Tourism officials confident but worries linger
Although there may not be any short-term impact on Barbados’ tourism from the United Kingdom’s decision to exit the European Union (EU), local authorities are leaving nothing to chance.
Chief Executive Officer of the Barbados Tourism Marketing Inc (BTMI) William Billy Griffith said while officials here did not expect any negative impact from the Brexit vote, they would continue to be proactive and would meet with industry players in the UK to examine the issue.
“Barbados, along with the rest of the world, has been monitoring the Brexit situation since the referendum on June 23rd. There have been significant commentary and prognosticating within the media on the potential impact it may or may not have on our tourism product, as the UK is our number one source market,” Griffith said.
“Over the past month we have been gathering information from all of our major suppliers in the UK. It is still early days yet and indications are that there has not been any short-term impact thus far. Notwithstanding, a team led by our Minister of Tourism and International Transport Richard Sealy, along with our chairman Alvin Jemmot, our Barbados Hotel and Tourism Association chairman [Roseanne Myers] will be meeting very shortly with the leadership of British Airways, Virgin Airways and the top ten operators in London to examine the issue. These meetings commence the middle of next week,” the tourism chief reported.
He said the delegation would also seek to discuss “new strategies towards preserving our market share so that we are strengthening our position to fiercely defend airlift in this legacy market”.
The BTMI’s optimism is not shared by Caribbean Community (CARICOM) Ambassador Robert Bobby Morris, who said Thursday night he anticipated a reduction in the number of British tourists coming to Barbados, along with a decrease in spend.
Morris told a panel discussion on the Impact of the Brexit vote on Barbados as part of the Robert Bobby Thomas Memorial Lecture, a fall in the value of the British pound as a result of Brexit would make it more expensive for Britons to visit Barbados, thus taking a bite out of the country’s primary market.
The former trade union leader also feared that even broader concerns could rise for Barbados, including the possibility of the imposition of visas on Barbadians visiting Europe.
“We are able to go into Europe without needing visas, that is a tremendous advantage . . .we don’t know whether that will still continue.
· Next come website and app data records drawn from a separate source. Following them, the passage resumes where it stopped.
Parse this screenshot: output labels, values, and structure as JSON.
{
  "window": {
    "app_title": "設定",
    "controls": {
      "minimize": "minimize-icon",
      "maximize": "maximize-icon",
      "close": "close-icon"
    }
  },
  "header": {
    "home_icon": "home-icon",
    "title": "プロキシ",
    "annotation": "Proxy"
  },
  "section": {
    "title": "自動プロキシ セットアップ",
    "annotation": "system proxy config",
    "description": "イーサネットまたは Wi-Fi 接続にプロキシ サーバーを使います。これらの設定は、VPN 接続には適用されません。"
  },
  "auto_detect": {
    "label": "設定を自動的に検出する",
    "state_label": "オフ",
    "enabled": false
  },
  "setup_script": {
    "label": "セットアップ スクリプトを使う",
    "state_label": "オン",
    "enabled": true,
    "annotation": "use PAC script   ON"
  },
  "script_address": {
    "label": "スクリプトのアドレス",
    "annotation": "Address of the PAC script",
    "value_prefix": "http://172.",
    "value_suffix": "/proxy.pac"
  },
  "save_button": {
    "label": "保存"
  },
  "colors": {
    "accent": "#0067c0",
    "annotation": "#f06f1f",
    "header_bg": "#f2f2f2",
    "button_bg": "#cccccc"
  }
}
But that’s a discussion that will have to go on,” he said.
In a stinging rebuke of the British, the CARICOM ambassador charged that the Brexit vote was based on racism and he warned of a possible halt in migration, which would affect Barbadians who wished to settle in Britain.
“The English are racist, and part of that Brexit I believe is because they want to stop migration. That is the biggest issue that they want to discuss,” an unapologetic Morris said. “So if they are not likely to want to encourage people to come in – they also have a feeling about those who are there already, they don’t want them – and therefore there is going to be an identity clash between those persons who are not Caucasian and those who are Caucasian, and that will impact us because we have large Diasporas.” the noted historian added.
The UK market, which represents 36 per cent of tourist arrivals here, recorded a three per cent increase during the first half of this year when compared to the corresponding period last year.
In addition, Barbados is expected to welcome more flights from that European market, with one additional flight each from British Airways and Virgin Atlantic.